# [Required action]
Filter the entries below, keeping only lines with "JSON".
• • • •
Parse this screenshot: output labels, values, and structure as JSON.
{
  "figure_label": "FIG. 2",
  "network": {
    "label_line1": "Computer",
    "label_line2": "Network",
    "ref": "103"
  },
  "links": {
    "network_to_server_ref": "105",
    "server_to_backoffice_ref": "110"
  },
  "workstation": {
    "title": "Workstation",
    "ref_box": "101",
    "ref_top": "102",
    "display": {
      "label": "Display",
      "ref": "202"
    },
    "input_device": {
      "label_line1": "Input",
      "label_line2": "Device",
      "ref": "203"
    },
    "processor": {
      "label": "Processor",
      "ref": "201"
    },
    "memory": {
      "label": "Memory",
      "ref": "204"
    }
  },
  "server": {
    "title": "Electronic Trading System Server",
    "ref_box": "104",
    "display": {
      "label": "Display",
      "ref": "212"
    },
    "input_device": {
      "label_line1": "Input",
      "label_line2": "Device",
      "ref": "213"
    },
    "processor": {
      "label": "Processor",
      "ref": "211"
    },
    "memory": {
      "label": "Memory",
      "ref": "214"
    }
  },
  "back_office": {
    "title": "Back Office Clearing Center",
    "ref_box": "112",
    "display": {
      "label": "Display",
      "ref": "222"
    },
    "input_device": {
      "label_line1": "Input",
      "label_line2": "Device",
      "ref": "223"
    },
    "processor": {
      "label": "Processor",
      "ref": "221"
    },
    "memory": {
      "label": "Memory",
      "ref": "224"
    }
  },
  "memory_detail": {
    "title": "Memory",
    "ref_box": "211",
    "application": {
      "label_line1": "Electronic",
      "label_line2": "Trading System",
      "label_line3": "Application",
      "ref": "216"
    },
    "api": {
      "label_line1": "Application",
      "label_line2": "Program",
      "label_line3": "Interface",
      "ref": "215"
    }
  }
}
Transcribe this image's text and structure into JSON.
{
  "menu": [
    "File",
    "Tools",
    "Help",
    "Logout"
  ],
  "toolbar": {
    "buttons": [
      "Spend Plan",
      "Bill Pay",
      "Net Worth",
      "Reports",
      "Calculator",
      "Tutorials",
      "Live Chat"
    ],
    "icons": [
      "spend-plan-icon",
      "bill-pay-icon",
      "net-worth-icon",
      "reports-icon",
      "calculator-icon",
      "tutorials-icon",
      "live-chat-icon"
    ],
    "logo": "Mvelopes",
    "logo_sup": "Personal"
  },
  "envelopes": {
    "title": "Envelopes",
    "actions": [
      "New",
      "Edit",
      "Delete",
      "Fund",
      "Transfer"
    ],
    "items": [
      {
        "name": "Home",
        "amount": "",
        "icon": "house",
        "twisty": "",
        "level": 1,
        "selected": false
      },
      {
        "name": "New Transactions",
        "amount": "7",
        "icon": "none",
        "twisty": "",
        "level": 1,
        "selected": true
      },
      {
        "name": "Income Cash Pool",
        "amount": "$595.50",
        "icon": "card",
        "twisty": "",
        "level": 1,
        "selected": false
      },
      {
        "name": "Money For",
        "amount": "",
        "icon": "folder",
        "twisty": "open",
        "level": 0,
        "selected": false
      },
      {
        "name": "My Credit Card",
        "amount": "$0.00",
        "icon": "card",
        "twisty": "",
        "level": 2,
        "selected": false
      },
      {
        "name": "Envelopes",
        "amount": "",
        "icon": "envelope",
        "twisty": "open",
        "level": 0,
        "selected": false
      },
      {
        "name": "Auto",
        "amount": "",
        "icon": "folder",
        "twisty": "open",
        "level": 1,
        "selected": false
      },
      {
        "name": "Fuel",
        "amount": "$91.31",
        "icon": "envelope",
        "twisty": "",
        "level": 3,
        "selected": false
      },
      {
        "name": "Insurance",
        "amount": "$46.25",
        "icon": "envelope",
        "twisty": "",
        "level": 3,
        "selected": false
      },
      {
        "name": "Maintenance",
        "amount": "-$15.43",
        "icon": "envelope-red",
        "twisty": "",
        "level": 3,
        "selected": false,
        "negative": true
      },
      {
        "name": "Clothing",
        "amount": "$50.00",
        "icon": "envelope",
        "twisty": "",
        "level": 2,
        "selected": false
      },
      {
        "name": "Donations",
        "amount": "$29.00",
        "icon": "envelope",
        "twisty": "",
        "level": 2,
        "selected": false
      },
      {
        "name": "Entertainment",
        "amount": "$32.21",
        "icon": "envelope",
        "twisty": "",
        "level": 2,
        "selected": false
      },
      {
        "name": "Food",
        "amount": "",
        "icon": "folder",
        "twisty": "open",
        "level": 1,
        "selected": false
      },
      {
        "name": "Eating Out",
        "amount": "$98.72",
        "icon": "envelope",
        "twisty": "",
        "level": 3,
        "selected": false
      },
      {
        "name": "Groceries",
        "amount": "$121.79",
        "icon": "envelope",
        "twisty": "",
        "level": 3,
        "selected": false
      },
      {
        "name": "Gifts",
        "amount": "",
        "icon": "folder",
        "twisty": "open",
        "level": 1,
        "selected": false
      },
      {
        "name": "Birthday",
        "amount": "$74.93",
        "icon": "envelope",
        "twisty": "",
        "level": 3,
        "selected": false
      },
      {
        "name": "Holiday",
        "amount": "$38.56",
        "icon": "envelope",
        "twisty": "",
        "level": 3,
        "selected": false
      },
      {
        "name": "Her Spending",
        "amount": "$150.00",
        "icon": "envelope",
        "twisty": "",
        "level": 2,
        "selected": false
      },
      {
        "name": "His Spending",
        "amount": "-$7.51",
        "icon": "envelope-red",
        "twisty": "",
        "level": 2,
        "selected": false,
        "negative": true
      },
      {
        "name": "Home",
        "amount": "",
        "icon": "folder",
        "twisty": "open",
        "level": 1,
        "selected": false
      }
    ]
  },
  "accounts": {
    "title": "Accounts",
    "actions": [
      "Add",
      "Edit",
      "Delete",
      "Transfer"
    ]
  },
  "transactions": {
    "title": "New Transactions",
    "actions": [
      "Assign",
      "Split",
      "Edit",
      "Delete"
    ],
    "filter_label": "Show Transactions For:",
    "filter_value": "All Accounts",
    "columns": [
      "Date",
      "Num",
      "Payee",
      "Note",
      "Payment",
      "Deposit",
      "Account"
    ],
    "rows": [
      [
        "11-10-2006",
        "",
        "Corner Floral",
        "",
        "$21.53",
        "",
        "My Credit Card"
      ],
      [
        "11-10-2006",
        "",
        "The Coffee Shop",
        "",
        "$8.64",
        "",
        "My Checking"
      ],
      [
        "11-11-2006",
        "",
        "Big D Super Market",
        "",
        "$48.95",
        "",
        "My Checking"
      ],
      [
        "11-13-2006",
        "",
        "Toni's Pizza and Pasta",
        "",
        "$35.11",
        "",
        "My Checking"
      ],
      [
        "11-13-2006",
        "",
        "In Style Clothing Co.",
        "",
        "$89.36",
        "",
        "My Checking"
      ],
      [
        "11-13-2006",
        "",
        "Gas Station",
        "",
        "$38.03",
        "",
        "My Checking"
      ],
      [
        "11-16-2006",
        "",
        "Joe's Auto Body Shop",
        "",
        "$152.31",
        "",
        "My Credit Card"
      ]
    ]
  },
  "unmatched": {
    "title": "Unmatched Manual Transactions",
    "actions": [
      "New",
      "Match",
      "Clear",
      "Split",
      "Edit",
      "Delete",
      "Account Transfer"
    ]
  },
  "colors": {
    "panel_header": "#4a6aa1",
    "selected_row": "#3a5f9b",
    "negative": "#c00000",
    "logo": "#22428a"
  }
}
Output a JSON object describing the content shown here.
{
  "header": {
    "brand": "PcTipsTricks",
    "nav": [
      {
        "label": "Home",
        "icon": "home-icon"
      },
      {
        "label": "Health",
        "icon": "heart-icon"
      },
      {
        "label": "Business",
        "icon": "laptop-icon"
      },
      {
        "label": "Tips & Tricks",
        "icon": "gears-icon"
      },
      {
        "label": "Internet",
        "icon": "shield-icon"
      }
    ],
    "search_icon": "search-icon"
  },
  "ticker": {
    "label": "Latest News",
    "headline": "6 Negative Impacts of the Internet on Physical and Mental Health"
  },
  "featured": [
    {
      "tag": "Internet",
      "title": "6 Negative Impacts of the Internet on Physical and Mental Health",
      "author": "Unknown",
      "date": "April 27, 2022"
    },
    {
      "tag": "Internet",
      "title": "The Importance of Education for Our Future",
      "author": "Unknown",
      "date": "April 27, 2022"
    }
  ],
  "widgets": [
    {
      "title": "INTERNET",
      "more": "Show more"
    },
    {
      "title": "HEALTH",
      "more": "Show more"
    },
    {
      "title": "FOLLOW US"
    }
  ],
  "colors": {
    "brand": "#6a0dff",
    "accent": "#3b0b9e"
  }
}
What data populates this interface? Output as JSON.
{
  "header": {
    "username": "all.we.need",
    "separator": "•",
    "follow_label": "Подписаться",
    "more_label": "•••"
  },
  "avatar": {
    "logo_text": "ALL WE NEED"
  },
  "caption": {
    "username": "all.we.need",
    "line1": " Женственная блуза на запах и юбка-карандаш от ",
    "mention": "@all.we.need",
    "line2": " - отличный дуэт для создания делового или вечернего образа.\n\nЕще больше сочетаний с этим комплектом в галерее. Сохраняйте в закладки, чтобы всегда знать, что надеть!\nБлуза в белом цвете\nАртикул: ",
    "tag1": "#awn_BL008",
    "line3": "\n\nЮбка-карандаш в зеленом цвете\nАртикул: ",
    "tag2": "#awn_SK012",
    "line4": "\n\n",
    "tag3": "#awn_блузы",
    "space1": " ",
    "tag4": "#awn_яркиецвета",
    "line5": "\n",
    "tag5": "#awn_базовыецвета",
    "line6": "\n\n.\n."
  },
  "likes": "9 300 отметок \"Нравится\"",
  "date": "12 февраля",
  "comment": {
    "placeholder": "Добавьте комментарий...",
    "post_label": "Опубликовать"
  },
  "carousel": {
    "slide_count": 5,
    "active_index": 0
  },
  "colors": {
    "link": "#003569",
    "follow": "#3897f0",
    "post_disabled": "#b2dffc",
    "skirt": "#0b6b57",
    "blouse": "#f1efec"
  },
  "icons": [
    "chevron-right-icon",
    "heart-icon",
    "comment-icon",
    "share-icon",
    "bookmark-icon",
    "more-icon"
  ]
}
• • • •
# [Task solution]
Parse this screenshot: output labels, values, and structure as JSON.
Transcribe this image's text and structure into JSON.
Output a JSON object describing the content shown here.
What data populates this interface? Output as JSON.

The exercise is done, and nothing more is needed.